Over time, the monks have experimented further and developed many variations of chartreuse, which are certainly worth seeking out. More on that below.
The start of the production process involves the drying, chopping and mixing of 18 tons of plant material within the main abbey of the Carthusian order. These materials are then transported to the distillery in Voiron, which is 24km away. The material will then be macerated in alcohol, and left to distil for approximately eight hours.
When the distillation process has finished, further plant material is macerated in the new distillate. This is how the liqueur gains its color. Upon the completion of the second maceration, the liqueur is taken to the largest liqueur cellar in the world in Voiron. It is left to age in oak casks, with no certain time limit. It will be bottled whenever the monks decide it is appropriate to thin it to appropriate strength.
Since the whole aura surrounding the spirit is very secretive, the best way to discover chartreuse is to taste it. It’s relatively easy to find the green and yellow varieties these days, but below are some of the lesser known variations the monks also produce.
Chartreuse Elixir Végétal
This is the original elixir produced by Jérôme Maubec in 1737. It initially contained the words “elixir for long life” on the label, however such claims are no longer acceptable on labels, so that got scrapped. The original tagline nodded to the spirit’s first use as a medical tonic, but over time it was purchased more and more frequently for the flavor.
The monks have constantly strived for perfection whilst experimenting and looking to improve the elixir. However, the drink still stays true to the original 130 ingredients from the first recipe.
The spirit was last altered in 2010 due to EU regulations that restricted the transportation and aging of alcoholic products with an ABV of higher than 70%. As the Elixir used to be 71%, the monks decided to begin thinning the spirit to 69% to keep it as similar as possible, but also making it available for transport.
Elixir Végétal can be used in many different forms. Adding a few drops into sugar water, or a cup of tea can add a lot of flavor and a new element to your drink. Of course, it’s also possible to experiment with cocktails, as this can work as a substitute for herbal bitters. The elixir is also believed to help alleviate illness and fatigue when mixed with hot water.
69% ABV, Voiron Distillery, France.
Chartreuse Génépi des Pères
It’s a common tradition for the people of the French mountain regions to produce a liquor of the same name as the region itself, with the secret recipes utilizing local herbs and plants.
This is how the monks came about producing their own Génépi, as this is a generic term for a group of plants that grow in this region.
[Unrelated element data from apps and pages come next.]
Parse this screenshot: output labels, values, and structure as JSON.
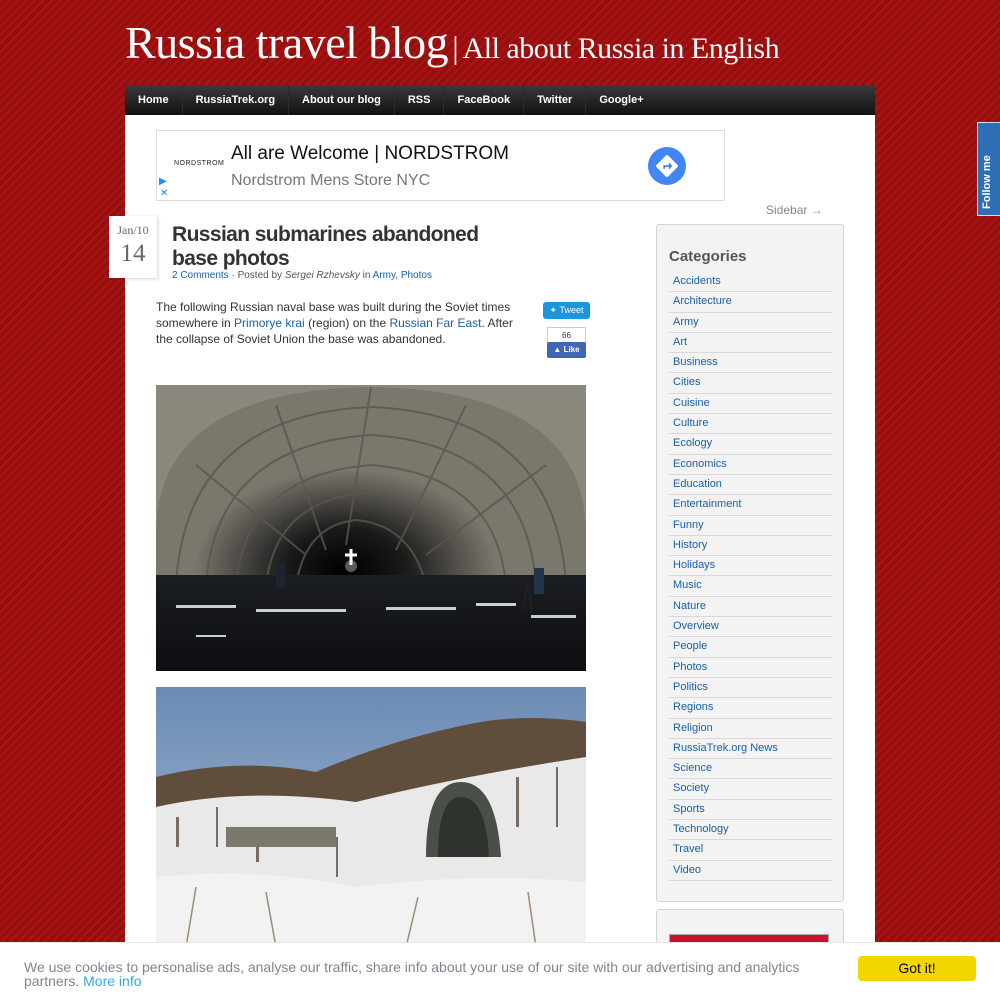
{
  "site": {
    "title": "Russia travel blog",
    "separator": "|",
    "tagline": "All about Russia in English"
  },
  "nav": {
    "items": [
      {
        "label": "Home"
      },
      {
        "label": "RussiaTrek.org"
      },
      {
        "label": "About our blog"
      },
      {
        "label": "RSS"
      },
      {
        "label": "FaceBook"
      },
      {
        "label": "Twitter"
      },
      {
        "label": "Google+"
      }
    ]
  },
  "ad": {
    "logo": "NORDSTROM",
    "headline": "All are Welcome | NORDSTROM",
    "subline": "Nordstrom Mens Store NYC",
    "button_icon": "directions-arrow-icon",
    "adchoices_icon": "play-triangle-icon",
    "close_icon": "close-icon"
  },
  "sidebar_toggle": "Sidebar →",
  "post": {
    "date_month": "Jan/10",
    "date_day": "14",
    "title": "Russian submarines abandoned base photos",
    "meta": {
      "comments": "2 Comments",
      "sep1": " · Posted by ",
      "author": "Sergei Rzhevsky",
      "in": " in ",
      "cat1": "Army",
      "comma": ", ",
      "cat2": "Photos"
    },
    "body": {
      "t1": "The following Russian naval base was built during the Soviet times somewhere in ",
      "link1": "Primorye krai",
      "t2": " (region) on the ",
      "link2": "Russian Far East",
      "t3": ". After the collapse of Soviet Union the base was abandoned."
    },
    "social": {
      "tweet": "Tweet",
      "like_count": "66",
      "like": "Like"
    }
  },
  "sidebar": {
    "heading": "Categories",
    "categories": [
      "Accidents",
      "Architecture",
      "Army",
      "Art",
      "Business",
      "Cities",
      "Cuisine",
      "Culture",
      "Ecology",
      "Economics",
      "Education",
      "Entertainment",
      "Funny",
      "History",
      "Holidays",
      "Music",
      "Nature",
      "Overview",
      "People",
      "Photos",
      "Politics",
      "Regions",
      "Religion",
      "RussiaTrek.org News",
      "Science",
      "Society",
      "Sports",
      "Technology",
      "Travel",
      "Video"
    ]
  },
  "follow": {
    "label": "Follow me"
  },
  "cookie": {
    "text": "We use cookies to personalise ads, analyse our traffic, share info about your use of our site with our advertising and analytics partners. ",
    "more": "More info",
    "button": "Got it!"
  },
  "colors": {
    "background": "#9b0d0d",
    "link": "#1a5fa8",
    "cookie_button": "#f1d600",
    "tweet": "#1b95e0",
    "facebook": "#4267b2"
  }
}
Therefore, they altered their production process to ensure that the distillate would take on all characteristics of the génépi herbs to create a unique flavor. This gives the spirit a very sweet flavoring, but also has notes of an herbal bitterness.
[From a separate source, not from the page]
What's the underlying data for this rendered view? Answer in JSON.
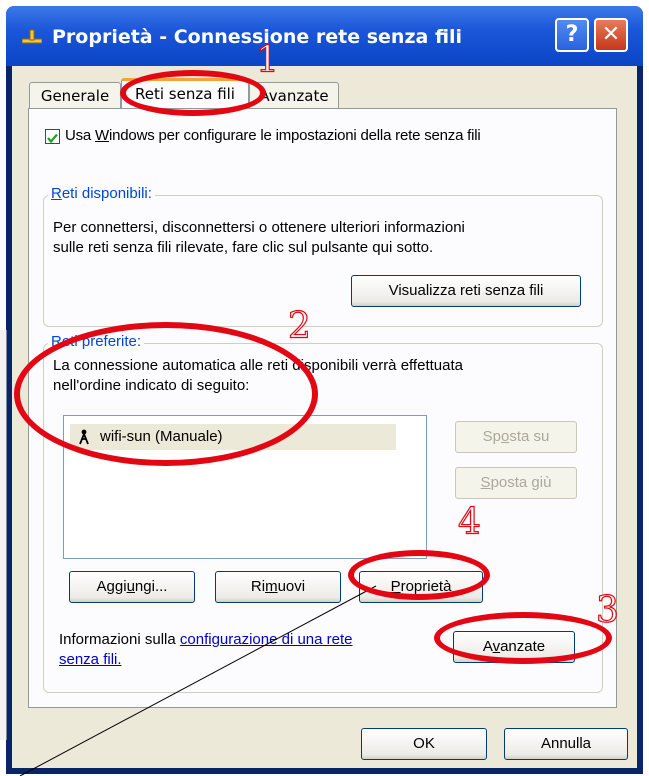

This spirit has become quite popular with chartreuse enthusiasts for its individual flavor and great taste. It can be enjoyed neat if well chilled, or on ice.
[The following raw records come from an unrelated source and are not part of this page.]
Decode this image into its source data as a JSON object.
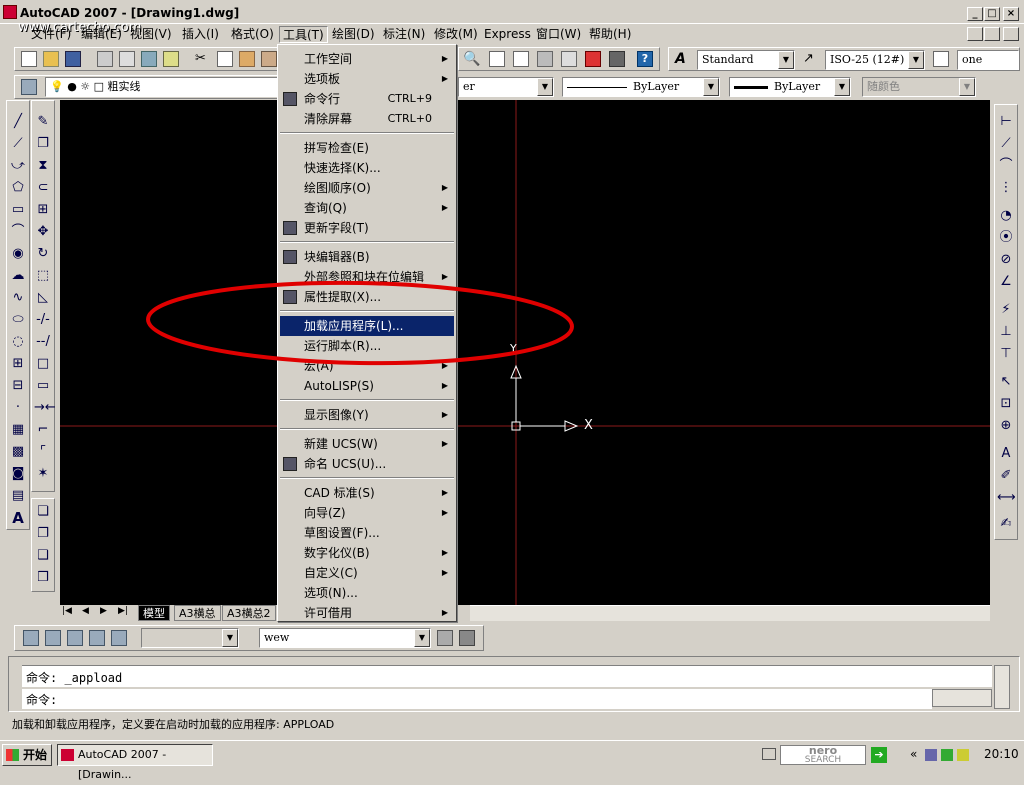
{
  "window": {
    "title": "AutoCAD 2007 - [Drawing1.dwg]",
    "watermark": "www.cartecho.com",
    "min": "_",
    "max": "□",
    "close": "×"
  },
  "menubar": {
    "items": [
      "文件(F)",
      "编辑(E)",
      "视图(V)",
      "插入(I)",
      "格式(O)",
      "工具(T)",
      "绘图(D)",
      "标注(N)",
      "修改(M)",
      "Express",
      "窗口(W)",
      "帮助(H)"
    ]
  },
  "toolbar": {
    "text_style": "Standard",
    "dim_style": "ISO-25 (12#)",
    "table_style": "one",
    "layer": "粗实线",
    "linetype": "ByLayer",
    "lineweight": "ByLayer",
    "color": "随颜色",
    "layer_combo_tail": "er"
  },
  "tools_menu": {
    "items": [
      {
        "label": "工作空间",
        "shortcut": "",
        "submenu": true
      },
      {
        "label": "选项板",
        "shortcut": "",
        "submenu": true
      },
      {
        "label": "命令行",
        "shortcut": "CTRL+9",
        "submenu": false
      },
      {
        "label": "清除屏幕",
        "shortcut": "CTRL+0",
        "submenu": false
      },
      {
        "label": "拼写检查(E)",
        "shortcut": "",
        "submenu": false
      },
      {
        "label": "快速选择(K)...",
        "shortcut": "",
        "submenu": false
      },
      {
        "label": "绘图顺序(O)",
        "shortcut": "",
        "submenu": true
      },
      {
        "label": "查询(Q)",
        "shortcut": "",
        "submenu": true
      },
      {
        "label": "更新字段(T)",
        "shortcut": "",
        "submenu": false
      },
      {
        "label": "块编辑器(B)",
        "shortcut": "",
        "submenu": false
      },
      {
        "label": "外部参照和块在位编辑",
        "shortcut": "",
        "submenu": true
      },
      {
        "label": "属性提取(X)...",
        "shortcut": "",
        "submenu": false
      },
      {
        "label": "加载应用程序(L)...",
        "shortcut": "",
        "submenu": false
      },
      {
        "label": "运行脚本(R)...",
        "shortcut": "",
        "submenu": false
      },
      {
        "label": "宏(A)",
        "shortcut": "",
        "submenu": true
      },
      {
        "label": "AutoLISP(S)",
        "shortcut": "",
        "submenu": true
      },
      {
        "label": "显示图像(Y)",
        "shortcut": "",
        "submenu": true
      },
      {
        "label": "新建 UCS(W)",
        "shortcut": "",
        "submenu": true
      },
      {
        "label": "命名 UCS(U)...",
        "shortcut": "",
        "submenu": false
      },
      {
        "label": "CAD 标准(S)",
        "shortcut": "",
        "submenu": true
      },
      {
        "label": "向导(Z)",
        "shortcut": "",
        "submenu": true
      },
      {
        "label": "草图设置(F)...",
        "shortcut": "",
        "submenu": false
      },
      {
        "label": "数字化仪(B)",
        "shortcut": "",
        "submenu": true
      },
      {
        "label": "自定义(C)",
        "shortcut": "",
        "submenu": true
      },
      {
        "label": "选项(N)...",
        "shortcut": "",
        "submenu": false
      },
      {
        "label": "许可借用",
        "shortcut": "",
        "submenu": true
      }
    ]
  },
  "tabs": [
    "模型",
    "A3横总",
    "A3横总2"
  ],
  "bottom_toolbar": {
    "combo_value": "wew"
  },
  "command": {
    "line1": "命令: _appload",
    "line2": "命令:"
  },
  "statusbar": {
    "text": "加载和卸载应用程序，定义要在启动时加载的应用程序:   APPLOAD"
  },
  "taskbar": {
    "start": "开始",
    "task": "AutoCAD 2007 - [Drawin...",
    "clock": "20:10",
    "nero": "nero",
    "nero_sub": "SEARCH",
    "chevron": "«"
  },
  "ucs": {
    "x_label": "X",
    "y_label": "Y"
  },
  "colors": {
    "canvas": "#000000",
    "highlight": "#0a246a",
    "annotation": "#e00000",
    "crosshair": "#8b1a1a"
  }
}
40% ABV, Voiron Distillery, France.
Chartreuse Liqueur du 9e Centenaire
French speakers might have guessed that this chartreuse was developed specifically as a 900th anniversary special. This was done in order to celebrate the founder of the Carthusian order, Saint Bruno.
The monks spent a lot of time and effort developing and producing this chartreuse, and the result is one of certain quality and expertise. The spirit lands somewhere between the flavors of Chartreuse Verte and Juane – certainly sweeter than Verte, but not quite as sweet as Juane.
To let the flavor develop and mature, the spirit is left to age for extensive periods of time before being bottled. The bottles are individually numbered, making each one unique. The bottle shape is similar to that of the design of the bottles used between 1840 and 1878. This chartreuse can be enjoyed chilled, or on ice.
47% ABV, Voiron Distillery, France.